_Task_.
If a line in the entries below contains "Services", copy it.

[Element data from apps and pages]

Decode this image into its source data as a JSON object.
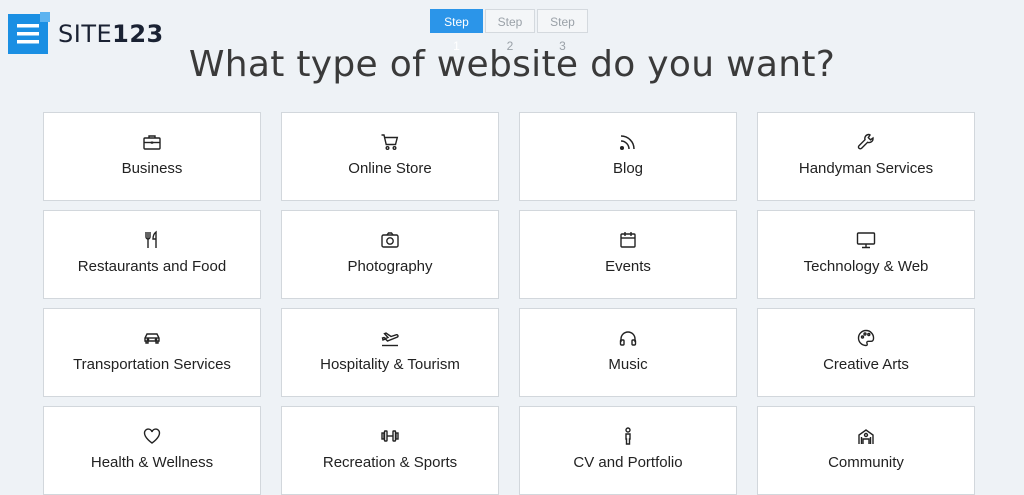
{
  "brand": {
    "name_prefix": "SITE",
    "name_suffix": "123",
    "accent": "#1a8fe3"
  },
  "steps": [
    "Step 1",
    "Step 2",
    "Step 3"
  ],
  "active_step": 1,
  "title": "What type of website do you want?",
  "categories": [
    {
      "label": "Business",
      "icon": "briefcase-icon"
    },
    {
      "label": "Online Store",
      "icon": "cart-icon"
    },
    {
      "label": "Blog",
      "icon": "rss-icon"
    },
    {
      "label": "Handyman Services",
      "icon": "wrench-icon"
    },
    {
      "label": "Restaurants and Food",
      "icon": "utensils-icon"
    },
    {
      "label": "Photography",
      "icon": "camera-icon"
    },
    {
      "label": "Events",
      "icon": "calendar-icon"
    },
    {
      "label": "Technology & Web",
      "icon": "monitor-icon"
    },
    {
      "label": "Transportation Services",
      "icon": "car-icon"
    },
    {
      "label": "Hospitality & Tourism",
      "icon": "plane-icon"
    },
    {
      "label": "Music",
      "icon": "headphones-icon"
    },
    {
      "label": "Creative Arts",
      "icon": "palette-icon"
    },
    {
      "label": "Health & Wellness",
      "icon": "heart-icon"
    },
    {
      "label": "Recreation & Sports",
      "icon": "dumbbell-icon"
    },
    {
      "label": "CV and Portfolio",
      "icon": "person-icon"
    },
    {
      "label": "Community",
      "icon": "building-icon"
    }
  ]
}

_Written answer_.
      "label": "Handyman Services",
      "label": "Transportation Services",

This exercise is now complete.